A mother says to her daughter, "Without my help, you would not have what to eat or where to stay; so obey me when I tell you something." Making such a statement to a child is disastrous. It is training the child to feel that she is entirely dependent on her parents. This will cause her own self-esteem to plunge downward, whereas a child needs to build up self-esteem in order to grow to be a healthy and self-sufficient adult.
Rabbi Twerski applies the same idea to a child's feelings of worthiness. If you keep on drilling into your child that he is not worth the trouble you take for him, his self-esteem will fall tremendously. He will think, "If I am not worth my parents' trouble, then what I am really worth? Probably very little."
Once the child loses his self-esteem, he is liable to lose hope of succeeding at anything. Why study so hard at school, when he is a flop anyway? Why behave, when he is not worth anything anyway? Obviously, the child can become uncontrollable once he loses his self-esteem.
Only when a person has a fair degree of self-esteem is he willing to make the effort to be obedient and diligent.
Self-esteem is the fuel that keeps a person working and learning Torah and doing mitzvos. The Torah tells us that before giving us the Torah at Mount Sinai G-d said to us, "And you shall be for Me a [chosen] nation of segulah among all the nations."(16)Only after that verse it is written that G-d said, "And you shall be for Me a kingdom of priests and a holy nation."
Before giving us the Torah, G-d wanted to be sure that we would keep the Torah and obey its commandments, therefore it was important for us to have the proper self-esteem to give us pride at being so special to G-d.
The same applies to receiving the Torah for ourselves and for our children. We must be constantly reminded of how important we are, so that we can have the proper self-esteem and succeed in keeping the Torah and doing its mitzvos.
It is not enough simply to avoid destroying the self-esteem of our children; we must work to build up their self-esteem. This can be learned from the Torah, for G-d did not rely on the self-esteem we already had, but rather gave us great encouragement before giving us the Torah.
Utilize your child's positive points to convince him that he can be successful. If your child runs errands nicely, do not forget to praise him for that, emphasizing how well he knows how to fulfill commands. If your child is a good reader, tell him how wonderful it is that he can learn so much by reading.

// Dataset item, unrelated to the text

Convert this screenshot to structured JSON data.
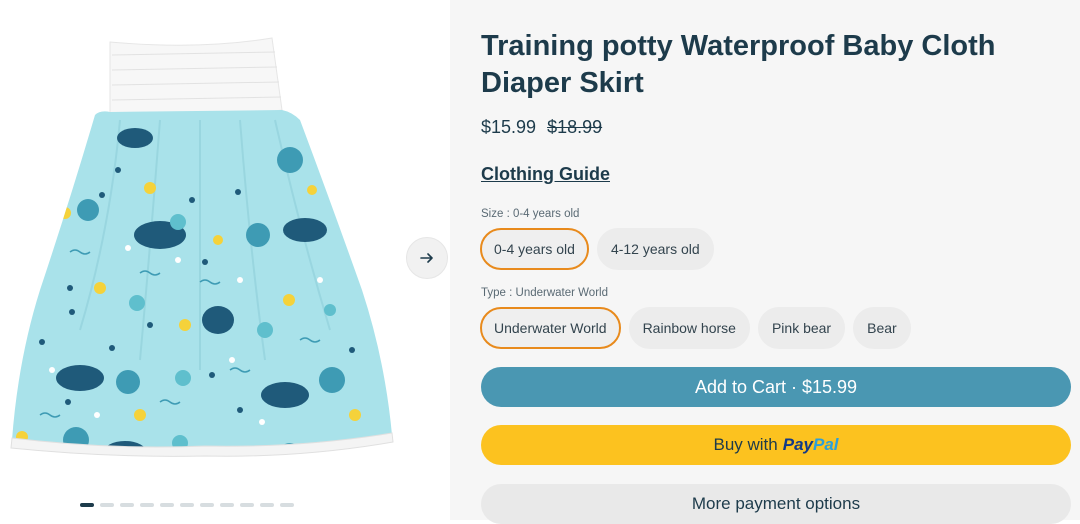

G-d in His great mercy distributed various talents among people in the world. Everyone has some special talent. Be sure to point out to your child where his talents lie. This will enable his self-esteem to grow.
Do not let a day go by without giving some praise to your children. This will help them to grow and to be a source of pride to you.
1. Vayikra 8:2
This article is provided as part of Shema Yisrael Torah Network
Shema Yisrael Torah Network